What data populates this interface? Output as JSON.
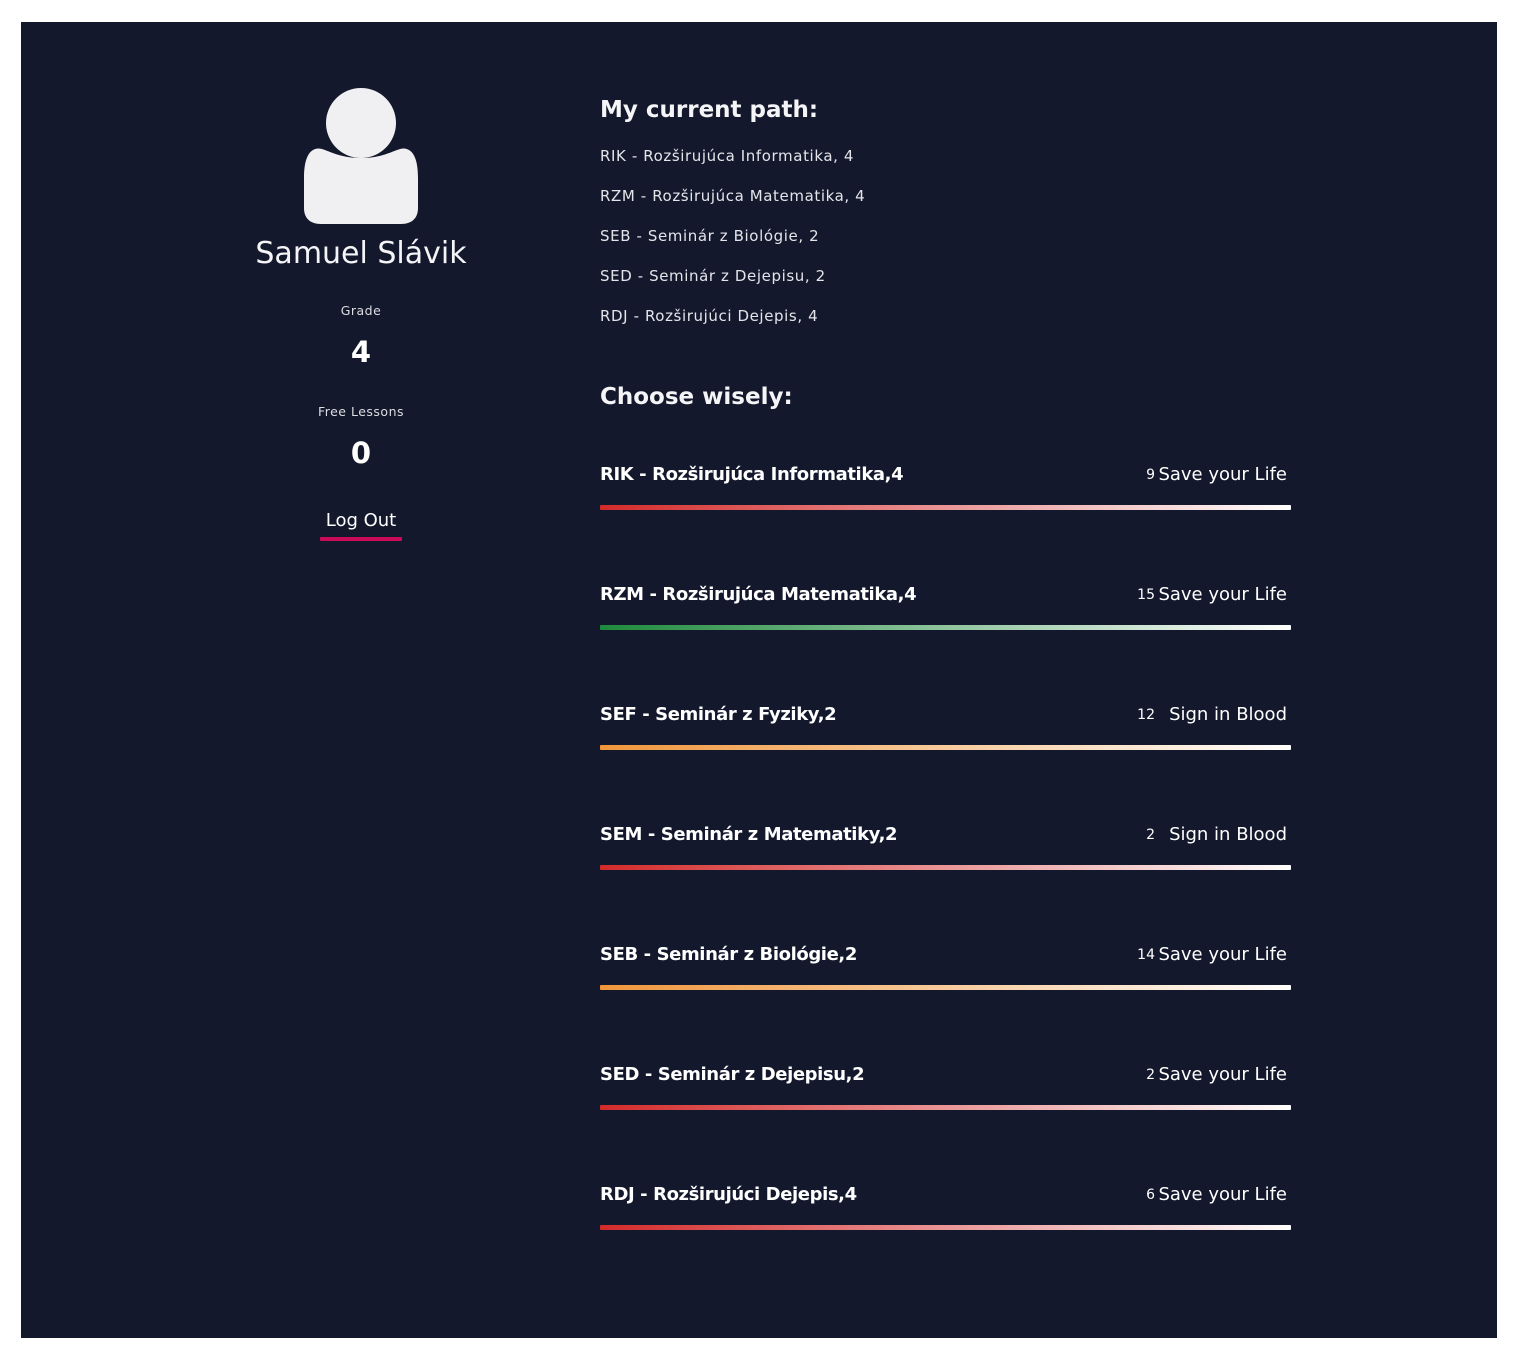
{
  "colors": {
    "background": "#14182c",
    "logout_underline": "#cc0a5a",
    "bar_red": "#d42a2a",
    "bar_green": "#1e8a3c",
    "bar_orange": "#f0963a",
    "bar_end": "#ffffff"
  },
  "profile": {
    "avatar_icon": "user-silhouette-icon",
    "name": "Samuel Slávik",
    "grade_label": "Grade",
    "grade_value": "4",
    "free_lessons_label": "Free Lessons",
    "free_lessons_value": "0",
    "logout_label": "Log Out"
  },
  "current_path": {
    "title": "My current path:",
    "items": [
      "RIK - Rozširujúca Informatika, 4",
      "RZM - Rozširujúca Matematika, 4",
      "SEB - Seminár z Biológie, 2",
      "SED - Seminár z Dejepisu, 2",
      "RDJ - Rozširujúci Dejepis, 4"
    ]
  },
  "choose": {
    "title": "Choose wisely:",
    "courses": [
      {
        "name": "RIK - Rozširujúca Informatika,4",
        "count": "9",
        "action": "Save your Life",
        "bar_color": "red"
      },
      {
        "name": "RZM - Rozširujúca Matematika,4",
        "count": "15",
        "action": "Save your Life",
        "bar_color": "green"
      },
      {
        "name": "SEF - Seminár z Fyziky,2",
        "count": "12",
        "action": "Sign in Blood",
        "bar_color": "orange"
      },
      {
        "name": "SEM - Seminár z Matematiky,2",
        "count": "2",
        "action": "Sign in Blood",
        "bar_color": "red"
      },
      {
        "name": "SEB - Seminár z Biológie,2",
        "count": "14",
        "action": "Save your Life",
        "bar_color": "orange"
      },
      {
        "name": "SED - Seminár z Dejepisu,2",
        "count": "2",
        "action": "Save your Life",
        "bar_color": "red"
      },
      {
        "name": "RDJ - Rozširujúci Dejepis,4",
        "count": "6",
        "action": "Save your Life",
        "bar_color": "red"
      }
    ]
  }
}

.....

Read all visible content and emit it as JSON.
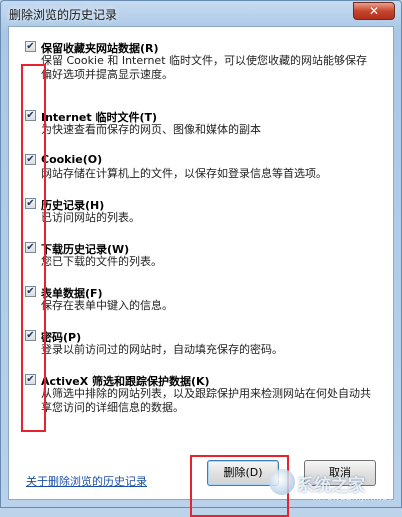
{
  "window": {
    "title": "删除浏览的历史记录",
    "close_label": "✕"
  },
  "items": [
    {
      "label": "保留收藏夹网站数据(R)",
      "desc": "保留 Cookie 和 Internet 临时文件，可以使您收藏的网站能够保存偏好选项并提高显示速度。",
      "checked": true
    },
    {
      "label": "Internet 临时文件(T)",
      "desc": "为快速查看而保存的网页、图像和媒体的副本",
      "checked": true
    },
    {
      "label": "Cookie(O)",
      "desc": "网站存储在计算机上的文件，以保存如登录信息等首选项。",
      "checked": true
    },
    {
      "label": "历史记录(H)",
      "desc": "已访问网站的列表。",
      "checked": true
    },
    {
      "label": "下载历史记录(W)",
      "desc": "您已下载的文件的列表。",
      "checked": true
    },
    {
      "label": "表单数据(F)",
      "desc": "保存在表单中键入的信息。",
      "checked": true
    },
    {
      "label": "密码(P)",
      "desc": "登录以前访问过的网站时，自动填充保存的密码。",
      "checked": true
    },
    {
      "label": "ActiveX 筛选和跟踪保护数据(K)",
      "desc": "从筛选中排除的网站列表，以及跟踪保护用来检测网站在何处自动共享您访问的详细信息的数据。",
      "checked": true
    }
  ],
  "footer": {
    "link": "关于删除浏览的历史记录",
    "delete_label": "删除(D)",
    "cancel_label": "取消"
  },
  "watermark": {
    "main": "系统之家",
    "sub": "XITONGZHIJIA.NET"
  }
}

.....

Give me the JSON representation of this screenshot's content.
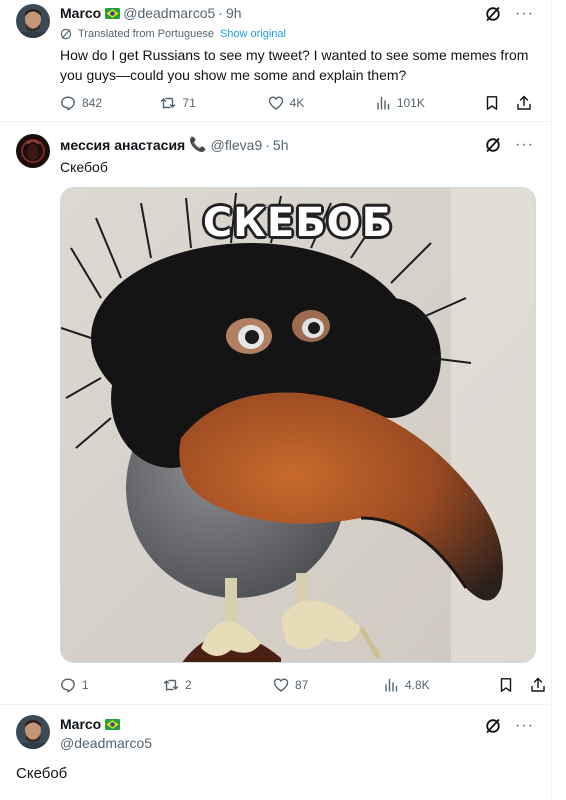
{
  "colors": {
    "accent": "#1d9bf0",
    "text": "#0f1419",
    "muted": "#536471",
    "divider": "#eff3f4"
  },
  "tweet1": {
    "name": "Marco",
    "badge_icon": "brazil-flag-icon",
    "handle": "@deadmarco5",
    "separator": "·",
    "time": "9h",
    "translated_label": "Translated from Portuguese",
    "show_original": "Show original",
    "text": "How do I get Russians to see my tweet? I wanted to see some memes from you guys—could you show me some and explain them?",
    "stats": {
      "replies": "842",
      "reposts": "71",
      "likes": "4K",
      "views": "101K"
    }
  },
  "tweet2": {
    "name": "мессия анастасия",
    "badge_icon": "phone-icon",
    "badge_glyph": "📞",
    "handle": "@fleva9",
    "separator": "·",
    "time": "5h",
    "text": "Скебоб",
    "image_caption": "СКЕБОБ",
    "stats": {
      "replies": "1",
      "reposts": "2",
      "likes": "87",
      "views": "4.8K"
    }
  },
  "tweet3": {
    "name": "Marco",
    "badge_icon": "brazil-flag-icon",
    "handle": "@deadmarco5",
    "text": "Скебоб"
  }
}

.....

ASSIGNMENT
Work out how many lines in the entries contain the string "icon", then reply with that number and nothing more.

YOUR SOLUTION
4